AN INCENDIARY STATEMENT
The 'Niihau Zero' goes down in flames
An isle artist re-enacts a WWII crash as part of his series of art projects
Sixty-five years ago yesterday, the last Japanese casualties of the attack on Pearl Harbor lost their lives.
Imperial Navy Zero pilot officer Shigenori Nishikaichi had landed on the isolated island of Niihau after the attack and -- desperate to destroy his airplane and keep the top-secret weapon out of the hands of the Americans -- enlisted the help of two local Japanese Americans to threaten their Hawaiian neighbors.
The plane was burned. And Nishikaichi and his Japanese American ally Yoshio Harada were killed after shooting Hawaiian cowboy Ben Kanahele, who was later decorated by the military government.
Yesterday, the "Niihau Zero" burned again. Artist Katsushige Nakahashi, who created a life-sized mock-up of the airplane flown by Nishikaichi out of a model kit, 25,000 snapshots and miles of tape, chose Dec. 13 as the date of the artwork's auto-de-fe because that is when Nishikaichi died. All of Nakahashi's previous Zero projects were similarly tied in with historic dates and locations, and all were burned as well. The immolation has become part of the artistic process, Nakahashi said.

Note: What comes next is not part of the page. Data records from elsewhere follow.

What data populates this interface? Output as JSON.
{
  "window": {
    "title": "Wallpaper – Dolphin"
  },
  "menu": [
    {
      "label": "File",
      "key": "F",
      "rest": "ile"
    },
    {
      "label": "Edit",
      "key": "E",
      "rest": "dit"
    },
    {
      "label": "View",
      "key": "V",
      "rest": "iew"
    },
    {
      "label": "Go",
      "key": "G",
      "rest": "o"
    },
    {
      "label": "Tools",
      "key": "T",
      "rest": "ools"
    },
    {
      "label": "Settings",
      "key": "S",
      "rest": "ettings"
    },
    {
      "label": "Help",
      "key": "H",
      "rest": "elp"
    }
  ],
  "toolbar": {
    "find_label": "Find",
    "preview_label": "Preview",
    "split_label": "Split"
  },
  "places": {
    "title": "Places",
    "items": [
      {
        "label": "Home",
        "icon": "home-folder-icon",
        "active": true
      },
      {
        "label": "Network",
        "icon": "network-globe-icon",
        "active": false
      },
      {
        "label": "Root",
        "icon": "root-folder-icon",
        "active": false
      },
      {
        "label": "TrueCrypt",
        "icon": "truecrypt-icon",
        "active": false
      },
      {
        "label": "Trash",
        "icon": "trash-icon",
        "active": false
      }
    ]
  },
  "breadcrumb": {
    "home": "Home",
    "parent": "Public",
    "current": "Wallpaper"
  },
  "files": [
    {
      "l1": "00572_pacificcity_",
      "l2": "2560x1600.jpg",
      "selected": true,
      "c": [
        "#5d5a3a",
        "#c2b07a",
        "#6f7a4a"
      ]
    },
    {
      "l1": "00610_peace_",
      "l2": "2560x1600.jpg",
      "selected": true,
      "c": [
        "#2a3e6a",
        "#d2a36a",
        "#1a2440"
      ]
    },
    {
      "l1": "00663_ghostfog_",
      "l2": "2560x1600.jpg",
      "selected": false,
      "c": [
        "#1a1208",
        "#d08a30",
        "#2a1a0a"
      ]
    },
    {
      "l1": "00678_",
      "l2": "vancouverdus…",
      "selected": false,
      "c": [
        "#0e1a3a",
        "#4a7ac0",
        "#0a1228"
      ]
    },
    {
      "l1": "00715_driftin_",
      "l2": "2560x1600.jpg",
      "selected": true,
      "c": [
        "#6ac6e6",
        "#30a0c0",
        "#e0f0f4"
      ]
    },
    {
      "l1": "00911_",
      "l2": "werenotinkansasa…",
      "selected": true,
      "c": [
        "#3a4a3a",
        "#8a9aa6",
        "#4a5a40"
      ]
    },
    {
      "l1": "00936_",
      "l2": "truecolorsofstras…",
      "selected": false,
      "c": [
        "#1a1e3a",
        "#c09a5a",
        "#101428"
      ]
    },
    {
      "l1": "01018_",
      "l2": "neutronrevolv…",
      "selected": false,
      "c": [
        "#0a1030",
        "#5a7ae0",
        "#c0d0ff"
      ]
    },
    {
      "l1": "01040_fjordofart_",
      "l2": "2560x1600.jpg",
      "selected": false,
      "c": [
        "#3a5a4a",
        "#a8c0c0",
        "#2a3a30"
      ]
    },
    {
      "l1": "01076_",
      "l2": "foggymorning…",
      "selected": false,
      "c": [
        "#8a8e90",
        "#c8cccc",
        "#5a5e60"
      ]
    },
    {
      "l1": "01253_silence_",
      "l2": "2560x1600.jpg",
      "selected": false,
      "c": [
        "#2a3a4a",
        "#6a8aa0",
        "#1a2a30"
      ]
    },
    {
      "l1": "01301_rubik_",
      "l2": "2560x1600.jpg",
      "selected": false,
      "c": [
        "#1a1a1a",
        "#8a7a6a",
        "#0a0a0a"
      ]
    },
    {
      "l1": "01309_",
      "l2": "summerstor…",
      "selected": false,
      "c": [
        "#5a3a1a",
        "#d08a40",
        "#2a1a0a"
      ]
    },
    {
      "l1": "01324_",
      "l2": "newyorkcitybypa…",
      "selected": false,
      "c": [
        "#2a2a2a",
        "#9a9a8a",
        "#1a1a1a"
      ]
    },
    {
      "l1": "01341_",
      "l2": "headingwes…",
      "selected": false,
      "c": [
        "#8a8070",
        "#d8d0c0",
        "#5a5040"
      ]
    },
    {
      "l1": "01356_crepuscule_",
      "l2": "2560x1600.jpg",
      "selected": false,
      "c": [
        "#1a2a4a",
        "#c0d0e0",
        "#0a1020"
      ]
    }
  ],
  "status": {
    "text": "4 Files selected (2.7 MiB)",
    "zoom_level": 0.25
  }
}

PHOTOS BY DENNIS ODA / DODA@STARBULLETIN.COM
Katsushige Nakahashi led volunteers, at left, while carrying his life-sized model of a Japanese Zero airplane around the UH-Manoa campus yesterday from the art gallery to a site where an actual bomb shelter once was during World War II, in front of Hawaii Hall. Nakahashi then set fire to the piece, middle, and watched the flames engulf the model. After the flames died down, at right, only ashes and a blackened shadow on the grass was left. (CLICK PHOTOS FOR LARGE VERSIONS)
Nakahashi and supporters paraded the floppy fighter out of the University of Hawaii Art Gallery, rolling up the wings to get around corners, and took it on a march around campus, making a swing around the peace monument near Kennedy Theatre. With many legs centipeding underneath, it "flew" a couple of circuits of Varney Circle and came to rest on the grass in front of Hawaii Hall.
Nakahashi lit the photographs with a propane torch. A fire truck stood ready nearby. On Monday, there had been a brief outcry from the State Health Department on the possible toxic effects of burning photographs and plastic tape, but Nakahashi provided the necessary environmental reports: The photographs and tape were purposely made of expensive but nontoxic materials. The show could go on.
The paper airplane flared, then flamed, and in a few minutes was a pile of smoldering ash. A perfect silhouette of a Japanese Zero was burned into the grass.
Nakahashi shook the hands of the departing firemen, who elicited the only applause from the couple of hundred onlookers.
The artist stood in the smoke and watched the embers dance in the wind. "Amazing," Nakahashi said, shaking his head. "In Hawaii, it burned faster and burned hotter than anyplace else in the world."
The spirit of pilot officer Nishikaichi?
"I think so."